Top of Data shown

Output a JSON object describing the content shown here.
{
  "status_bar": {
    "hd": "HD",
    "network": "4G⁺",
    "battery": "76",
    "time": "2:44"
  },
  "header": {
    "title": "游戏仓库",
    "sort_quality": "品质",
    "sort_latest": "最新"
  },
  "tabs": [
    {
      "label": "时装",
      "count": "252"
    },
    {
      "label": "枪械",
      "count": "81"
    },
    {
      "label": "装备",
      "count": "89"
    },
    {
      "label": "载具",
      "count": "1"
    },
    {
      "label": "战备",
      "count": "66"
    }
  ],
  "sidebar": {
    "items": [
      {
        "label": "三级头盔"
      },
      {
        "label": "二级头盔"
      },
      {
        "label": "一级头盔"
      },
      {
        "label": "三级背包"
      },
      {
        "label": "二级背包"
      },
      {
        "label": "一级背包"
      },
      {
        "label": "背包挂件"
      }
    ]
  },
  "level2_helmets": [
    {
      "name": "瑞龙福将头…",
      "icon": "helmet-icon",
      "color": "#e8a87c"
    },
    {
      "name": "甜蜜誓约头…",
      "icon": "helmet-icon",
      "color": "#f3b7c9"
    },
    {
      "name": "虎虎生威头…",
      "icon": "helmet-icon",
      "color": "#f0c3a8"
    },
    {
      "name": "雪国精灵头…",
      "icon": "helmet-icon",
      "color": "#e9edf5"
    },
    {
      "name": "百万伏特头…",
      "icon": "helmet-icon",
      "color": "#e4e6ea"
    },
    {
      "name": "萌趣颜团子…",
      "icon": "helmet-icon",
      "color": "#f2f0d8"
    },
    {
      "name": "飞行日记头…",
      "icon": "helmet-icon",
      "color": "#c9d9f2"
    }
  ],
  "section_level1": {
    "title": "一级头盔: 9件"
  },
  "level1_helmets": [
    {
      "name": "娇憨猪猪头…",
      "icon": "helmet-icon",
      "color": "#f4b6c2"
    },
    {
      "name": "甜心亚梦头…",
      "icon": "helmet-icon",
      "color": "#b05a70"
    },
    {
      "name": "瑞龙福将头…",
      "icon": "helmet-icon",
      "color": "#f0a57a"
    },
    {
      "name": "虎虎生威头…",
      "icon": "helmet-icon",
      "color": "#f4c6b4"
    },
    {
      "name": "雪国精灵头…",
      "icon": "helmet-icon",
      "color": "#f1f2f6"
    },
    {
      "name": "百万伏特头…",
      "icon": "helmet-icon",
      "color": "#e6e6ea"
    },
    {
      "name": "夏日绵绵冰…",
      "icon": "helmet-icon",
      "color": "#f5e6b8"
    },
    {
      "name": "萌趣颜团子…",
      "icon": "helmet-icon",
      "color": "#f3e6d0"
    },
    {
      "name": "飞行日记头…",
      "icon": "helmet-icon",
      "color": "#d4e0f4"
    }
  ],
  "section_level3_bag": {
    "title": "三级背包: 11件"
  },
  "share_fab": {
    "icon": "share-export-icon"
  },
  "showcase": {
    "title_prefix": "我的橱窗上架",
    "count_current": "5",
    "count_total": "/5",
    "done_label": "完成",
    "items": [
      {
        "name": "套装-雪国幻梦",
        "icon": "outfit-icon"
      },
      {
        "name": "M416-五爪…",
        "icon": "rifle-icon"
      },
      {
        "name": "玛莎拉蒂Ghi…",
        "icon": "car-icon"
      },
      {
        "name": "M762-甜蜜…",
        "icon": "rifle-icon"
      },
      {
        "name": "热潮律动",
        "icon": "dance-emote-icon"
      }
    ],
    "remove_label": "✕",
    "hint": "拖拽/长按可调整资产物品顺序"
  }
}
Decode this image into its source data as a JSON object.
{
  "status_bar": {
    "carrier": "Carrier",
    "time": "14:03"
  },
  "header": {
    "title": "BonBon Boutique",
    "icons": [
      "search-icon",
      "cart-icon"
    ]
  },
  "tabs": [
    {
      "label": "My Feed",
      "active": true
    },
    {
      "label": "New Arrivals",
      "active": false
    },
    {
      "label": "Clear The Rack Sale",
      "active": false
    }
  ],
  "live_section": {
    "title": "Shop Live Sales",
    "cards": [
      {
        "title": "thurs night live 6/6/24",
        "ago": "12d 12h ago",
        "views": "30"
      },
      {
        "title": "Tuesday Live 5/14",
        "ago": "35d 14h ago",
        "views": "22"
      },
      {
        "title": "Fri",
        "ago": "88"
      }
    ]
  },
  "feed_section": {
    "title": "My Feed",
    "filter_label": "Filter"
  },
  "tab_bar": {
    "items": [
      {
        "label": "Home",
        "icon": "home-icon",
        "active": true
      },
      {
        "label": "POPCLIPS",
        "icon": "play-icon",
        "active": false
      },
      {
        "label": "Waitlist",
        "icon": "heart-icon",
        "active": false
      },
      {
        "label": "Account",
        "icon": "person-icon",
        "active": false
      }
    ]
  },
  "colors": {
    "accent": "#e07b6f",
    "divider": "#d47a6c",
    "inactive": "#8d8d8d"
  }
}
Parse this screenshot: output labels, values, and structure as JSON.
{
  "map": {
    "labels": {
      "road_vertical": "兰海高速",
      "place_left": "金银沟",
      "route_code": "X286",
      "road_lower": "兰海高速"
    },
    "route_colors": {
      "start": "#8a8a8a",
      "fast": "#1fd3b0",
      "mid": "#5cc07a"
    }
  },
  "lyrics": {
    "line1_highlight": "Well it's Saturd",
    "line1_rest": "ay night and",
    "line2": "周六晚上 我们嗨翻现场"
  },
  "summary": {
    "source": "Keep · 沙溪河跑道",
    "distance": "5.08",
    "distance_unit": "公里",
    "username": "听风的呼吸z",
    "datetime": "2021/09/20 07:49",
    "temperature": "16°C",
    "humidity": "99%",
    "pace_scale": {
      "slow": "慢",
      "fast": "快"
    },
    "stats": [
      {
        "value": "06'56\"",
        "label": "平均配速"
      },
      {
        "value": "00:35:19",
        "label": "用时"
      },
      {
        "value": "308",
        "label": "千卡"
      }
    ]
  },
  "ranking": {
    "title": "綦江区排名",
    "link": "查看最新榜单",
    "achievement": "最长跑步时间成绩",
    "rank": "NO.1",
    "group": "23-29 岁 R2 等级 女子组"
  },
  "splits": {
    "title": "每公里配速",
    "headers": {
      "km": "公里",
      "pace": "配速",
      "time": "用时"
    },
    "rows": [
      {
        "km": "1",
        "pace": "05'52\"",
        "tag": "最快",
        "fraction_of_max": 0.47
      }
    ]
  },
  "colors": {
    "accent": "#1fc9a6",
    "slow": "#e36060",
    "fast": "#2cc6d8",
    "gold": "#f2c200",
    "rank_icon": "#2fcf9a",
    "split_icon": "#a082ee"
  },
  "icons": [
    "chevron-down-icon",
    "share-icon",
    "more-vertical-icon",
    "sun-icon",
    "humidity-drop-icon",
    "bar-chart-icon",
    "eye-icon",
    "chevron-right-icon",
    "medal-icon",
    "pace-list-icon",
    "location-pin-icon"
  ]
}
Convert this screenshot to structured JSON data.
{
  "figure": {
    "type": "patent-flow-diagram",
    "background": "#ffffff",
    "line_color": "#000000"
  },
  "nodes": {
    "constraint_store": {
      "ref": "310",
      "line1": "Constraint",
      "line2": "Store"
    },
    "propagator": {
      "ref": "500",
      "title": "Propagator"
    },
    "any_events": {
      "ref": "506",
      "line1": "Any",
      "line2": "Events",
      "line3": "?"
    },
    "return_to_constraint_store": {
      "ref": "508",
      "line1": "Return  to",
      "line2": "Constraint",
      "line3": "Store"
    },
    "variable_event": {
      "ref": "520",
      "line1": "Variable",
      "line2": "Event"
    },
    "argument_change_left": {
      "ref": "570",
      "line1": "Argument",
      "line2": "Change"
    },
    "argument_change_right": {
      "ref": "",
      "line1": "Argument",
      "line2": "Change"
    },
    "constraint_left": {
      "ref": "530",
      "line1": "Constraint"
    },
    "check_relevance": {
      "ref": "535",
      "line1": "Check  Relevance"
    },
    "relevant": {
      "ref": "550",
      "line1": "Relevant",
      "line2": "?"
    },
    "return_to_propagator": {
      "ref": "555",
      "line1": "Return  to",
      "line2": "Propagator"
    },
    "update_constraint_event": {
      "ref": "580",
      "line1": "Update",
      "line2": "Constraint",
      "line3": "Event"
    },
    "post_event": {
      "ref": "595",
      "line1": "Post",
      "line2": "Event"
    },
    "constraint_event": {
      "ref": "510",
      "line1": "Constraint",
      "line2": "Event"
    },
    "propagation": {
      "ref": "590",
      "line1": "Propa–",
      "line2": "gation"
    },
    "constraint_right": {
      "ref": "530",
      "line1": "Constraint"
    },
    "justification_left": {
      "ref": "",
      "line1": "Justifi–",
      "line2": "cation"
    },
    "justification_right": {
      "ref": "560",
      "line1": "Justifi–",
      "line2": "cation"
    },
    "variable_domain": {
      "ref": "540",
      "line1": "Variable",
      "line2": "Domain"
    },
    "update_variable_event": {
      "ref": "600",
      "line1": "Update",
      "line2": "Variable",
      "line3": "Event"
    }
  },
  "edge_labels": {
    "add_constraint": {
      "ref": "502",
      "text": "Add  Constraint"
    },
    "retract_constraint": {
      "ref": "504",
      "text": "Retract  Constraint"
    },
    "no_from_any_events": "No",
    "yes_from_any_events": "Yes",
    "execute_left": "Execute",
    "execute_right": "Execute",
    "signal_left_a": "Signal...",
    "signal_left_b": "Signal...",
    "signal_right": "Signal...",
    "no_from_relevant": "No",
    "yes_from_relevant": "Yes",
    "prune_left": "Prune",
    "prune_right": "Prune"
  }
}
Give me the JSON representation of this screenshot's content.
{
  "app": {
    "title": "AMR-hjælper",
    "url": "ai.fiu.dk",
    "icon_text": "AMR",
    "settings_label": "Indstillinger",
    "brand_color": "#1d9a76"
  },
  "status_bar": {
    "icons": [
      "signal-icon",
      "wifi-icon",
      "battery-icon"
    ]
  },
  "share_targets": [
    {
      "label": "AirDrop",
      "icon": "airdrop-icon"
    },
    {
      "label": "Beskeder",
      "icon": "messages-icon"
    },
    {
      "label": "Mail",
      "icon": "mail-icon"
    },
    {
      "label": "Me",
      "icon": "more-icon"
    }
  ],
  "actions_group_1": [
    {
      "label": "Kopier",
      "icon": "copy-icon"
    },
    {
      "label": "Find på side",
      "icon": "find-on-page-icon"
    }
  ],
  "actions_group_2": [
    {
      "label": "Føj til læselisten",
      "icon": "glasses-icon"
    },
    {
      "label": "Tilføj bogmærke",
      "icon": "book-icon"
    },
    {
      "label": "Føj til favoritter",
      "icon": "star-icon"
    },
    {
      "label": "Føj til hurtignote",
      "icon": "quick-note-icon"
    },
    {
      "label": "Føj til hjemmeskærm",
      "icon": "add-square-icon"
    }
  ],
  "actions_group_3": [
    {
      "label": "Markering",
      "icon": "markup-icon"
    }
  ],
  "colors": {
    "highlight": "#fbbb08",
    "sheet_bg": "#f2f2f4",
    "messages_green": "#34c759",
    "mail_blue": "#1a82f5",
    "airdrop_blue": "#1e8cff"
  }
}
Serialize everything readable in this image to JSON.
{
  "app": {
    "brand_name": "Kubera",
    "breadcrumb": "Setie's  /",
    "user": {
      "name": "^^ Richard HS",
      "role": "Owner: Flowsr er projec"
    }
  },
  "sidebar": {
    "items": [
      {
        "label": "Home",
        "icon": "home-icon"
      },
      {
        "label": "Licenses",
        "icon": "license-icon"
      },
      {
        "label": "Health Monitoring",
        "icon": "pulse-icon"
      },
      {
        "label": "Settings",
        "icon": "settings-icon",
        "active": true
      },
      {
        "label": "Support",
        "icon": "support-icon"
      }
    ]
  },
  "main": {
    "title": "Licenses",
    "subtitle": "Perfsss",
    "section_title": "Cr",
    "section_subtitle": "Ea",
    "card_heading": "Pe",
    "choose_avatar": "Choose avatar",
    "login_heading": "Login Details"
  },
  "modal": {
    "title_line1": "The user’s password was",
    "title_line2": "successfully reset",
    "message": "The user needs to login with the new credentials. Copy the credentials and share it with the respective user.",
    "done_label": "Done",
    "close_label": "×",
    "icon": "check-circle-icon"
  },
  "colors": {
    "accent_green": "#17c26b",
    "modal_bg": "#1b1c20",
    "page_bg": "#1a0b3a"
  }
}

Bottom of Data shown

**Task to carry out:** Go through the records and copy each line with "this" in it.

**Completed exercise:**
Decode this image into its source data as a JSON object.
Parse this screenshot: output labels, values, and structure as JSON.
Convert this screenshot to structured JSON data.
Give me the JSON representation of this screenshot's content.
Serialize everything readable in this image to JSON.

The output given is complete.